ZM: We try to key into those programs all over. We offer them special discounts and programs. In addition to going to colleges, we also go to high schools and public schools.
PR: Can a school come to visit the theater?
ZM: Sure. Some of our programs are connected with the Holocaust. One of our strongest points is that we want to show students and teachers today that there was a civilization before the Holocaust, before 1939. There was this thriving Jewish community that existed in Russia, Poland, and Lithuania. It was thriving, it was sophisticated, and it created books, music, literature, tons of material that was lost, but then rediscovered. One of our missions is not only to preserve it but also to use that and create new works.
For instance, in “Shlemeil the First” we have Robert Brustein of the American Repertoire Theater adapt this play into English and David Gordon, the noted choreographer and director, has taken this whole zany, Marx Brothers, post-modern approach to looking at the “Wise Men of Helm,” and created this topsy-turvy set where women turn into men, men turn into women right before your eyes. This whole world of Klezmer music is quite an event. We’re hoping pieces like that attract young people.
PR: It sounds like something we should definitely not miss. Since there is a Shlemeil the First, is there a Shlemeil the Second?
ZM: We hope so. There is a “Shlemeil the First” that we play for three weeks in December at NYU at the Skirball Center.
PR: Tell us a little bit about your own personal background. How did you come to this career in Yiddish theater and music?
ZM: When I speak of my own personal background, of course I have to speak about my parents. My mother will be turning 90 in April and is working 3 days a week as the music archivist at the Center of Music History. She is amazing. She is currently working on her 5th anthology.
PR: She was the Sherlock Holmes of Yiddish music. If somebody didn’t know where a song came from or who wrote it, it would appear in the local paper as a little strand of music and she and your father would identify it.

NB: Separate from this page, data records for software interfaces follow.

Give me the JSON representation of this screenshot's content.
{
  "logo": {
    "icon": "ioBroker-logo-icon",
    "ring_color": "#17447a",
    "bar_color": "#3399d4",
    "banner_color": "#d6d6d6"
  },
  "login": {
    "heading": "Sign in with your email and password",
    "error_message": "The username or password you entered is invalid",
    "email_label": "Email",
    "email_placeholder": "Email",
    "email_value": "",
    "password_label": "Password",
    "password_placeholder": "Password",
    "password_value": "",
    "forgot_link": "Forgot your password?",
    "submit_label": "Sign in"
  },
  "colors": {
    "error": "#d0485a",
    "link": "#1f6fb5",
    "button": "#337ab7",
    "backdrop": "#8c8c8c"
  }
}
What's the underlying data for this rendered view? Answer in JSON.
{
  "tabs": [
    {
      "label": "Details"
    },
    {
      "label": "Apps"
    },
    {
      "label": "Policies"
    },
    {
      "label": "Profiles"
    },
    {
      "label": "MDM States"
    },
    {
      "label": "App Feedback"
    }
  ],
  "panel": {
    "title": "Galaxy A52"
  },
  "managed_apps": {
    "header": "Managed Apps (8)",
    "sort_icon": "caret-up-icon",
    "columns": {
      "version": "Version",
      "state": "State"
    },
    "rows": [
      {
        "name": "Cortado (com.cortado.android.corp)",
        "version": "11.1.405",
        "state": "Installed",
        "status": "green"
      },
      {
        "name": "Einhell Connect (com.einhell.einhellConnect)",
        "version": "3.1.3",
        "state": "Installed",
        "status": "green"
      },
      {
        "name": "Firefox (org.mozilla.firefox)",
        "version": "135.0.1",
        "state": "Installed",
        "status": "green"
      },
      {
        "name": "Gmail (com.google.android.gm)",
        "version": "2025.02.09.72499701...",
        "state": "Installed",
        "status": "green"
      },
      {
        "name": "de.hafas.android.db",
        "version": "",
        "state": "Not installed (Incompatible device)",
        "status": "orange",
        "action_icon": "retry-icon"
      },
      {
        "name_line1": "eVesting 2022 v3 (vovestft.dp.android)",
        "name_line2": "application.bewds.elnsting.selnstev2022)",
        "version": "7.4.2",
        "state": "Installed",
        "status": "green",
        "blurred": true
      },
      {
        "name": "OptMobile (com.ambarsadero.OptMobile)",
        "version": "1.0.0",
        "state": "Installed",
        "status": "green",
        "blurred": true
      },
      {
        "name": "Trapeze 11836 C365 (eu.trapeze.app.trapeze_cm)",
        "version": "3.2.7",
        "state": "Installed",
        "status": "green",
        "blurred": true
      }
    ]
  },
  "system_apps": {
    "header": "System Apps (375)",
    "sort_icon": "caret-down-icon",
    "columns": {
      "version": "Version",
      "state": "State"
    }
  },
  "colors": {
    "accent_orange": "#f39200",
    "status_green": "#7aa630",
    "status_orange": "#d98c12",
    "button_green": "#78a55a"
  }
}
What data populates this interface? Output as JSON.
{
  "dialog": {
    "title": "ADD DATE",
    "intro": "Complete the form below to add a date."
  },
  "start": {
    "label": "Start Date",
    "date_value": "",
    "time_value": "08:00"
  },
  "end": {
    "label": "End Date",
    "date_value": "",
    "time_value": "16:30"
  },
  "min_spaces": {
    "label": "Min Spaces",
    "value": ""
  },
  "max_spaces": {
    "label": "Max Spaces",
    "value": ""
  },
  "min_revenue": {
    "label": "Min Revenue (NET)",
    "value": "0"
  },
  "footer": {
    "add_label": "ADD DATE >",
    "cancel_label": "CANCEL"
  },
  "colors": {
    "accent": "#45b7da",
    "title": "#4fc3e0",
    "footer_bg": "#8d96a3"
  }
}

ZM: Isaac Bashevis Singer called my parents the Sherlock Holmes of Yiddish Music because of my mother’s encyclopedic knowledge of where all the songs were located and published. My father was a Yiddish educator and a writer. I grew up in this atmosphere of Yiddish thriving and interest in Yiddish songs. They would collect songs from readers from all over the world. New songs were coming into our home all the time. I was very much involved in music. I went to the Conservatory of Music to become a conductor. I studied under Leonard Bernstein. It was he who actually said “Does the world need another Verdi conductor when you have this heritage that only you know so well and can present in against a background of Klezmer music and theatrical music?” I have taken that message that he and his late assistant Jack Gottlieb gave me in 1978 and basically turned my life around and become active in the Yiddish musical world.

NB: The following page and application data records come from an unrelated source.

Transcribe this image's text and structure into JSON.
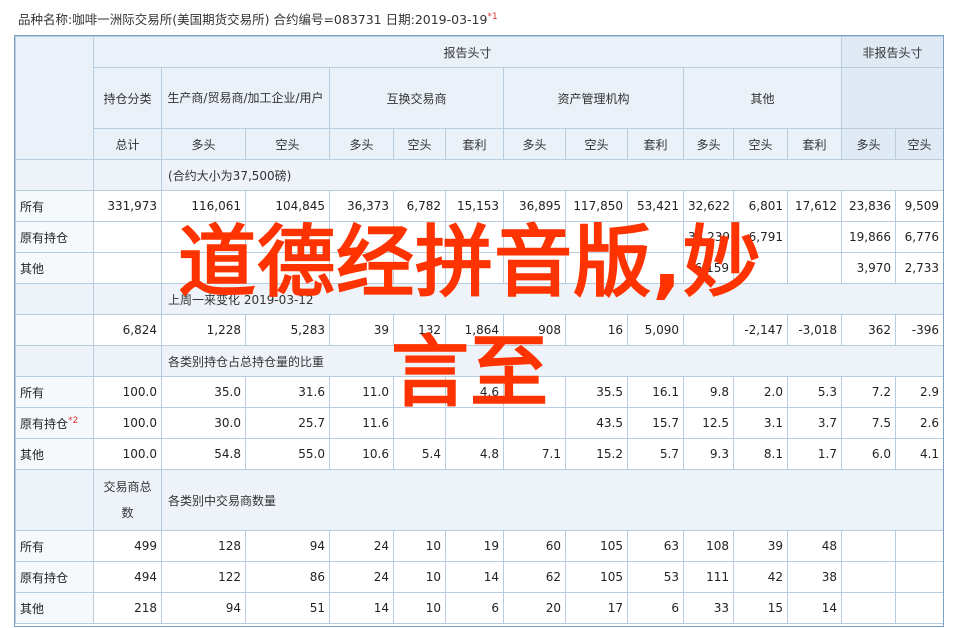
{
  "header_line": {
    "text": "品种名称:咖啡一洲际交易所(美国期货交易所)  合约编号=083731  日期:2019-03-19",
    "sup": "*1"
  },
  "groups": {
    "report": "报告头寸",
    "nonreport": "非报告头寸",
    "position_class": "持仓分类",
    "producer": "生产商/贸易商/加工企业/用户",
    "swap": "互换交易商",
    "manager": "资产管理机构",
    "other": "其他"
  },
  "cols": {
    "total": "总计",
    "long": "多头",
    "short": "空头",
    "spread": "套利"
  },
  "sections": {
    "contract_size": "(合约大小为37,500磅)",
    "change": "上周一来变化 2019-03-12",
    "ratio": "各类别持仓占总持仓量的比重",
    "trader_total": "交易商总数",
    "trader_count": "各类别中交易商数量"
  },
  "rows_positions": [
    {
      "label": "所有",
      "v": [
        "331,973",
        "116,061",
        "104,845",
        "36,373",
        "6,782",
        "15,153",
        "36,895",
        "117,850",
        "53,421",
        "32,622",
        "6,801",
        "17,612",
        "23,836",
        "9,509"
      ]
    },
    {
      "label": "原有持仓",
      "v": [
        "",
        "",
        "",
        "",
        "",
        "",
        "",
        "",
        "",
        "33,239",
        "6,791",
        "",
        "19,866",
        "6,776"
      ]
    },
    {
      "label": "其他",
      "v": [
        "",
        "",
        "",
        "",
        "",
        "",
        "",
        "",
        "",
        "6,159",
        "",
        "",
        "3,970",
        "2,733"
      ]
    }
  ],
  "row_change": [
    "6,824",
    "1,228",
    "5,283",
    "39",
    "132",
    "1,864",
    "908",
    "16",
    "5,090",
    "",
    "-2,147",
    "-3,018",
    "362",
    "-396"
  ],
  "rows_ratio": [
    {
      "label": "所有",
      "v": [
        "100.0",
        "35.0",
        "31.6",
        "11.0",
        "",
        "4.6",
        "",
        "35.5",
        "16.1",
        "9.8",
        "2.0",
        "5.3",
        "7.2",
        "2.9"
      ]
    },
    {
      "label": "原有持仓",
      "sup": "*2",
      "v": [
        "100.0",
        "30.0",
        "25.7",
        "11.6",
        "",
        "",
        "",
        "43.5",
        "15.7",
        "12.5",
        "3.1",
        "3.7",
        "7.5",
        "2.6"
      ]
    },
    {
      "label": "其他",
      "v": [
        "100.0",
        "54.8",
        "55.0",
        "10.6",
        "5.4",
        "4.8",
        "7.1",
        "15.2",
        "5.7",
        "9.3",
        "8.1",
        "1.7",
        "6.0",
        "4.1"
      ]
    }
  ],
  "rows_traders": [
    {
      "label": "所有",
      "v": [
        "499",
        "128",
        "94",
        "24",
        "10",
        "19",
        "60",
        "105",
        "63",
        "108",
        "39",
        "48"
      ]
    },
    {
      "label": "原有持仓",
      "v": [
        "494",
        "122",
        "86",
        "24",
        "10",
        "14",
        "62",
        "105",
        "53",
        "111",
        "42",
        "38"
      ]
    },
    {
      "label": "其他",
      "v": [
        "218",
        "94",
        "51",
        "14",
        "10",
        "6",
        "20",
        "17",
        "6",
        "33",
        "15",
        "14"
      ]
    }
  ],
  "overlay": {
    "line1": "道德经拼音版,妙",
    "line2": "言至",
    "color": "#ff3300"
  }
}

When I found out about the Folksbiene Theater, I had been asked to write music. I went to the supporters and said you have the opportunity to turn this theater around and bring it into the 21st century. They took the chance on me and we modernized the company and brought in new productions and pieces in Yiddish and a family production called “Kids in Yiddish.” I feel blessed that I’m a part of this theater. I have to say Bryna Wasserman of Montreal who took the Yiddish Theater there and built a huge theatrical center in Montreal is now our new executive director. She’s a huge dynamo of vision. I’m very excited working with her as we approach a new century for a new population.

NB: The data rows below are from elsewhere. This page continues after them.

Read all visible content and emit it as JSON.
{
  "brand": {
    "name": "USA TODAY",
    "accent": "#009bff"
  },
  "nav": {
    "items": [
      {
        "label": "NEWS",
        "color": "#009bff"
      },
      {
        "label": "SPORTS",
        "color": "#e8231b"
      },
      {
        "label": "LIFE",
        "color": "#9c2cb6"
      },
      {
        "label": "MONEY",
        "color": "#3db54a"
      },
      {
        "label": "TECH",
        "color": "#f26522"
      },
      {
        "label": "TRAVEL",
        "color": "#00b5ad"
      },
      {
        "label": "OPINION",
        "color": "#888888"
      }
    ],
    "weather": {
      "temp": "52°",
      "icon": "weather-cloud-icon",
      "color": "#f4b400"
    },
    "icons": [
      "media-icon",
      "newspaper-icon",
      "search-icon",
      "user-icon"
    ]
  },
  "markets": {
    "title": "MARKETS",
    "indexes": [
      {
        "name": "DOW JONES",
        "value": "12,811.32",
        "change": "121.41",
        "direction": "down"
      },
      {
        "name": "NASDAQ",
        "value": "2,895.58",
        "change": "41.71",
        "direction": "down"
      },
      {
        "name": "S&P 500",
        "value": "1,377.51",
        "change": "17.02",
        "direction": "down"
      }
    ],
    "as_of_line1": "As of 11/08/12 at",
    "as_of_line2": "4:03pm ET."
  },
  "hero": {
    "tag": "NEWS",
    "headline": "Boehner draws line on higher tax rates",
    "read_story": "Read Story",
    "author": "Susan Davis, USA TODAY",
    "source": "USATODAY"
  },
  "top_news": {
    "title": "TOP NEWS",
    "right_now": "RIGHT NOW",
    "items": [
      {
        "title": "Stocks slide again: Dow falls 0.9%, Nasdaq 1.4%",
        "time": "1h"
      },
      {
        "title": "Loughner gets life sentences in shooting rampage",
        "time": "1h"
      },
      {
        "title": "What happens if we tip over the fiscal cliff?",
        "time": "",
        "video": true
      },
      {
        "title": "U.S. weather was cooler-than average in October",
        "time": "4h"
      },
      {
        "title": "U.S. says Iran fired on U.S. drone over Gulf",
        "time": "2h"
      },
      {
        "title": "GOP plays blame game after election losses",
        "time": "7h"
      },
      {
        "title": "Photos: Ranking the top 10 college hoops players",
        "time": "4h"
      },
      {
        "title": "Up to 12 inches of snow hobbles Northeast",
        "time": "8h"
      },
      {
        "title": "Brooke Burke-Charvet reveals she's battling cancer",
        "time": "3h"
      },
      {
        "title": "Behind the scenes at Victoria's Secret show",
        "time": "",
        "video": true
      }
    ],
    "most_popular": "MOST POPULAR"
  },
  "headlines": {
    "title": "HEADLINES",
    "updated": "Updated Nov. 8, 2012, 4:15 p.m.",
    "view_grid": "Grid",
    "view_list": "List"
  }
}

PR: We wish you every success and look forward to celebrating your 100th birthday with you.#
This videotaped interview can be seen online at www.educationupdate.com.